T-shirt giant Gildan Activewear Inc. came to Bangladesh for the same reasons international retailers and apparel manufacturers have been crazy about the South Asian country: duty-free access to rich countries, cheap electricity and ultra-cheap labour.
But the Montreal-based company drew the line on cost-cutting when it acquired a factory three years ago in Savar, in that same swampland suburb to the north of the capital Dhaka where the doomed Rana Plaza stood until a week ago. Instead of closing its eyes to the hazards of the manufacturing facility it had just bought, Gildan set out to make it a safe working place.
“You want to make sure you can sleep at night,” said Glenn Chamandy, Gildan’s president and chief executive officer, in an interview.
Gildan is not bashful when it comes to cutting costs. Mr. Chamandy has long adopted his grandfather’s motto: “In business, you don’t make money, you save it.” Even so, Gildan’s co-founder had some legitimate reasons for concern.
The businessmen from whom Gildan bought Shahriyar Fabric Industries for $15-million (U.S.) had previously owned Spectrum Garments. That sweater factory collapsed on itself in 2005, leaving 64 workers dead and 80 injured.
That industrial accident is considered to be the first major incident in a string of devastating fires and building collapses that have cost the lives of close to 700 garment workers in the manufacturing hub of Dhaka alone, according to the advocacy group Labour Behind the Label.
“A lot of companies go offshore looking for cheap prices,” Mr. Chamandy said. “But if you decrease your costs without controlling your supply chain, you are exposing your company to great risks.” Those risks are all the more important, he added, for companies that have invested heavily in their branding.
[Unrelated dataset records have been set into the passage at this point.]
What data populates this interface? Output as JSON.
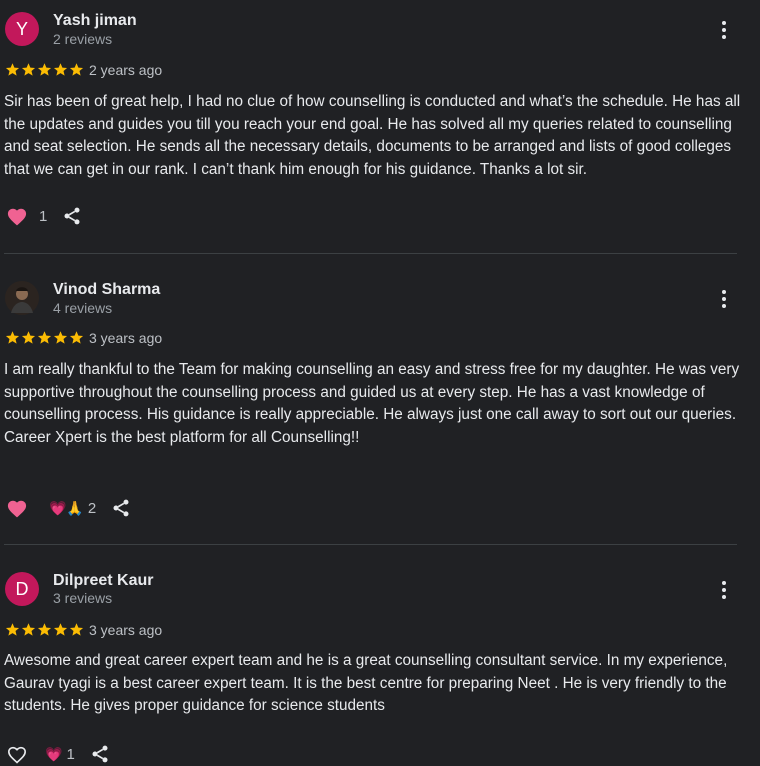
{
  "reviews": [
    {
      "initial": "Y",
      "avatar_color": "#c2185b",
      "name": "Yash jiman",
      "review_count": "2 reviews",
      "rating": 5,
      "date": "2 years ago",
      "text": "Sir has been of great help, I had no clue of how counselling is conducted and what’s the schedule. He has all the updates and guides you till you reach your end goal. He has solved all my queries related to counselling and seat selection. He sends all the necessary details, documents to be arranged and lists of good colleges that we can get in our rank. I can’t thank him enough for his guidance. Thanks a lot sir.",
      "reaction_count": "1"
    },
    {
      "name": "Vinod Sharma",
      "review_count": "4 reviews",
      "rating": 5,
      "date": "3 years ago",
      "text": "I am really thankful to the Team for making counselling an easy and stress free for my daughter. He was very supportive throughout the counselling process and guided us at every step. He has a vast knowledge of counselling process. His guidance is really appreciable. He always just one call away to sort out our queries.\nCareer Xpert is the best platform for all Counselling!!",
      "reaction_emojis": "💗🙏",
      "reaction_count": "2"
    },
    {
      "initial": "D",
      "avatar_color": "#c2185b",
      "name": "Dilpreet Kaur",
      "review_count": "3 reviews",
      "rating": 5,
      "date": "3 years ago",
      "text": "Awesome and great career expert team and he is a great counselling consultant service. In my experience, Gaurav tyagi is a best career expert team. It is the best centre for preparing Neet . He is very friendly to the students. He gives proper guidance for science students",
      "reaction_emojis": "💗",
      "reaction_count": "1"
    }
  ],
  "colors": {
    "star": "#fbbc04",
    "heart": "#f06292",
    "text": "#e8eaed",
    "muted": "#9aa0a6"
  },
  "icons": {
    "more": "more-vert-icon",
    "share": "share-icon",
    "heart": "heart-icon"
  }
}
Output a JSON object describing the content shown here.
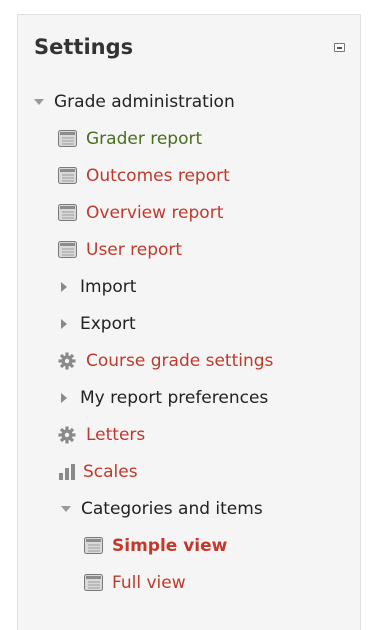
{
  "settings": {
    "title": "Settings"
  },
  "tree": {
    "grade_administration": "Grade administration",
    "grader_report": "Grader report",
    "outcomes_report": "Outcomes report",
    "overview_report": "Overview report",
    "user_report": "User report",
    "import": "Import",
    "export": "Export",
    "course_grade_settings": "Course grade settings",
    "my_report_preferences": "My report preferences",
    "letters": "Letters",
    "scales": "Scales",
    "categories_and_items": "Categories and items",
    "simple_view": "Simple view",
    "full_view": "Full view"
  },
  "icons": {
    "report": "report-icon",
    "gear": "gear-icon",
    "bar_chart": "bar-chart-icon",
    "expanded": "triangle-down-icon",
    "collapsed": "triangle-right-icon"
  },
  "colors": {
    "link": "#c0392b",
    "visited_link": "#4a6e1e",
    "text": "#222222",
    "block_background": "#f5f5f5"
  }
}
Built in 2009, the Shahriyar facility was almost new when Gildan executives first visited it. But even so, there were glaring hazards in the manufacturer’s two buildings, where 2,000 employees work, Mr. Chamandy recounted. The main building, which is five storeys high, had no fire escapes. It had only a central staircase, and employees walked up and down with bundles of garments on their heads as there was no industrial elevator.
Gildan added fire escapes, an elevator and a water-treatment system. It also hired U.S.-based ABS Consulting to closely inspect the buildings. That analysis determined that the structures needed to be reinforced, at a cost of close to $1-million, Mr. Chamandy said.
“The truth is, it is very easy [for manufacturers] not to follow the rules,” he said. “But for us, being a public company, we wanted to set the standards higher.”
With annual sales of $1.9-billion, Gildan has historically sourced most of its T-shirts and other basic apparel from plants in the Caribbean and Central America. And the company has not escaped controversy over its own labour record.
The labour-sponsored fund Fonds de solidarité des travailleurs du Québec sold its Gildan shares in 2003 to protest the firing of dozens of workers in Honduras who had been trying to organize a union. To restore its image, Gildan adhered to the Fair Labor Association’s standards, and its compliance program is now accredited by the Washington-based organization. While FLA’s labour code is not considered the most stringent in the industry, it is seen as credible, and stricter than that of Worldwide Responsible Accredited Production, a not-for-profit established by the American garment industry.
The Maquiladora Solidarity Network (MSN), the Toronto labour advocacy group that was once the most critical of Gildan’s practices, says the manufacturer has improved them, even if some long-term safety issues have recently cropped up in Honduras.
For Kevin Thomas, director of advocacy at MSN, there are indisputable advantages to owning a plant in Bangladesh as opposed to subcontracting the work to another party, as most international retailers do. “When you see a problem, you can fix it directly,” he said.
And herein lies the problem in a garment industry that is so intent on cutting costs that it hands out short-term orders to mass-produce the latest fashions in record time. By threatening to walk away and give the contract to another manufacturer down the street or in another country, Mr. Thomas says, international retailers and manufacturers have no sway over their subcontractors and the working conditions in their factories.
“As long as retailers act as if this were a one-night stand instead of a long-term relationship, we are going to see problems.”Report Typo/Error